Items from an interface collection:
* * * * * * * * *

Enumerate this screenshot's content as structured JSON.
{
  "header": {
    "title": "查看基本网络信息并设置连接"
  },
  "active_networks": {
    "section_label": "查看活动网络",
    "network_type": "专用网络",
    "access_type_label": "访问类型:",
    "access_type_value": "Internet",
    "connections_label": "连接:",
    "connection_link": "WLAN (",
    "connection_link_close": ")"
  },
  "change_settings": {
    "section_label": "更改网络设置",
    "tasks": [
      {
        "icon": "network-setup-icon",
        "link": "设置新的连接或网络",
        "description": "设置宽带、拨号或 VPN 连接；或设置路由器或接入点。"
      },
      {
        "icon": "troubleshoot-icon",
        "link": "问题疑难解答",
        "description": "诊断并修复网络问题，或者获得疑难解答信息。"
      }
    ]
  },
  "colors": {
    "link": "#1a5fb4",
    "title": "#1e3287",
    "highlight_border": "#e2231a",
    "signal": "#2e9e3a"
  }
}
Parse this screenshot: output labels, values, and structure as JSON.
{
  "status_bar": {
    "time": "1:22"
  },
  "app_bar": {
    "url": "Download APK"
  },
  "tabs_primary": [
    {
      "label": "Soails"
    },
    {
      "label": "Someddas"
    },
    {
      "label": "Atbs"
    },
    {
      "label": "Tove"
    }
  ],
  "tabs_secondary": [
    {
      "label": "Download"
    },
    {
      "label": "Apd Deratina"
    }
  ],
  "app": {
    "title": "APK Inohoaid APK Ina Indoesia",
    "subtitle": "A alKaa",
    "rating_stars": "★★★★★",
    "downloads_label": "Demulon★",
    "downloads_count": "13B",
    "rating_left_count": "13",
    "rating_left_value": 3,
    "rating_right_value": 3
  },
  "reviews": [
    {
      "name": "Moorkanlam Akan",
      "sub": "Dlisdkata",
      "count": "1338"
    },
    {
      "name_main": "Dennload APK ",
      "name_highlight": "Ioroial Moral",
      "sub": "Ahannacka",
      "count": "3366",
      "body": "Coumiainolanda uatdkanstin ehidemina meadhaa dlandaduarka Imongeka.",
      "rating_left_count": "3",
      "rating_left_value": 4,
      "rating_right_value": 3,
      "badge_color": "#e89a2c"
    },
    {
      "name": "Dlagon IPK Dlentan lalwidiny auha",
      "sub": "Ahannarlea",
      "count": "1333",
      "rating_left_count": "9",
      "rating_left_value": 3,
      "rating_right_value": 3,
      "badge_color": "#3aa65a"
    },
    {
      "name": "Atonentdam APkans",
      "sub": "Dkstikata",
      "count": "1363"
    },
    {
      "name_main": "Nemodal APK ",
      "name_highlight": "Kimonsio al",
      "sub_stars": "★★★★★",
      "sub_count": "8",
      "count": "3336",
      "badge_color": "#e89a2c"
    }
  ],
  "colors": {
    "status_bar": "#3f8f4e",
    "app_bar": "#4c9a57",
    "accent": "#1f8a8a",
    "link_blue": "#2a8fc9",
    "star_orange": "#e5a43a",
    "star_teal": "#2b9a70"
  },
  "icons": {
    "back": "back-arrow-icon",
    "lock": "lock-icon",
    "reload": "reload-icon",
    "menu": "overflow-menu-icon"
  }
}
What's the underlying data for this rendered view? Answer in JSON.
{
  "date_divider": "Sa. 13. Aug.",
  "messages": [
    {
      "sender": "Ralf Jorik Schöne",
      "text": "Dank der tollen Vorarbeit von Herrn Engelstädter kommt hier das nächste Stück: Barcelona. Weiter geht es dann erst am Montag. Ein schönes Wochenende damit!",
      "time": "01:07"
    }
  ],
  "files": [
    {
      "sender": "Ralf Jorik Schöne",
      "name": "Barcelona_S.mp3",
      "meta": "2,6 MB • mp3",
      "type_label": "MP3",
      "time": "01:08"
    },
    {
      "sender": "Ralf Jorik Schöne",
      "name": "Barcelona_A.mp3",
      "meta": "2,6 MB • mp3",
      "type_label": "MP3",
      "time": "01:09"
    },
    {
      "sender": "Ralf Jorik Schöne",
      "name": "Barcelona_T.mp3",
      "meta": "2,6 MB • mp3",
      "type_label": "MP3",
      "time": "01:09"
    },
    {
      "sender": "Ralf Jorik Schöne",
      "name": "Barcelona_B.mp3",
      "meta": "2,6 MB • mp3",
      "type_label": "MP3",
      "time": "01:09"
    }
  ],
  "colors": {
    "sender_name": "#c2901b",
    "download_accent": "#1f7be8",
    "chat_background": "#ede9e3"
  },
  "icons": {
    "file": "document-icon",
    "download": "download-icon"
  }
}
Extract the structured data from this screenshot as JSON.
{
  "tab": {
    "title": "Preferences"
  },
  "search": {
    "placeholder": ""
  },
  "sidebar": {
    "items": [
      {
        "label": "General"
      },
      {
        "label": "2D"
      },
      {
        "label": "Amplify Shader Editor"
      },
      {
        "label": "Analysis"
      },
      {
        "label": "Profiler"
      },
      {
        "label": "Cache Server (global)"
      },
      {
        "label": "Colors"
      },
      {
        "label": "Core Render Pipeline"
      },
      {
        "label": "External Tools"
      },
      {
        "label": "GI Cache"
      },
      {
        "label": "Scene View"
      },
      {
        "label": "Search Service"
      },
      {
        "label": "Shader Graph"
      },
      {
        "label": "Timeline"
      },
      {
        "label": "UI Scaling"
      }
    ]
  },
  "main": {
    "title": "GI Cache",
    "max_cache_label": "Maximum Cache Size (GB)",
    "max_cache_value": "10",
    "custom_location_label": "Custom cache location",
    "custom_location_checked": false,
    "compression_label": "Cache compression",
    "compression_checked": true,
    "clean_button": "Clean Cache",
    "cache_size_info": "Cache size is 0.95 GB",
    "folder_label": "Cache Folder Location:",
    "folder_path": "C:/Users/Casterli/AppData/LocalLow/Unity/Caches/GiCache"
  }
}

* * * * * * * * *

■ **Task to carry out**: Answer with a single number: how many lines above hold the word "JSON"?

■ **Written solution**: 4